Retype the data below verbatim; pictures do not belong in the copy.
--- Records provided Enclosed Below ---
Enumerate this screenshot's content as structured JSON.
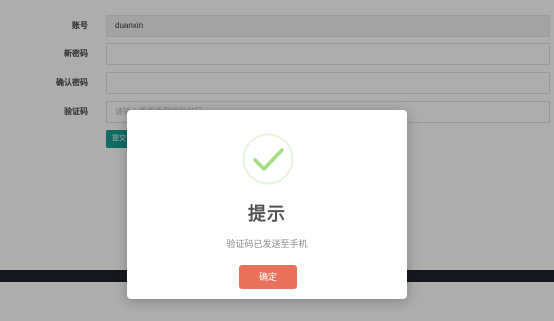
{
  "form": {
    "account": {
      "label": "账号",
      "value": "duanxin"
    },
    "new_password": {
      "label": "新密码",
      "value": ""
    },
    "confirm_password": {
      "label": "确认密码",
      "value": ""
    },
    "captcha": {
      "label": "验证码",
      "placeholder": "请输入手机收到的验证码"
    },
    "submit_label": "提交"
  },
  "dialog": {
    "icon": "check-circle-icon",
    "title": "提示",
    "message": "验证码已发送至手机",
    "confirm_label": "确定",
    "accent_color": "#a5dc86",
    "button_color": "#e8715a"
  }
}
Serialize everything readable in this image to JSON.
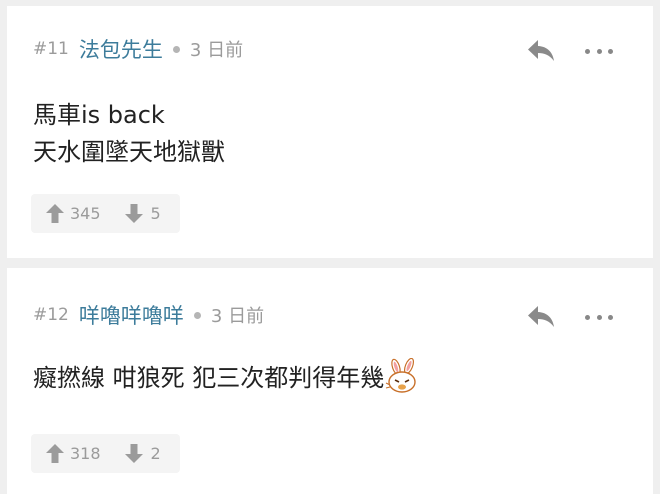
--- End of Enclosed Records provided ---
(Exercise output)
Enumerate this screenshot's content as structured JSON.
{
  "form": {
    "account": {
      "label": "账号",
      "value": "duanxin"
    },
    "new_password": {
      "label": "新密码",
      "value": ""
    },
    "confirm_password": {
      "label": "确认密码",
      "value": ""
    },
    "captcha": {
      "label": "验证码",
      "placeholder": "请输入手机收到的验证码"
    },
    "submit_label": "提交"
  },
  "dialog": {
    "icon": "check-circle-icon",
    "title": "提示",
    "message": "验证码已发送至手机",
    "confirm_label": "确定",
    "accent_color": "#a5dc86",
    "button_color": "#e8715a"
  }
}
Serialize everything readable in this image to JSON.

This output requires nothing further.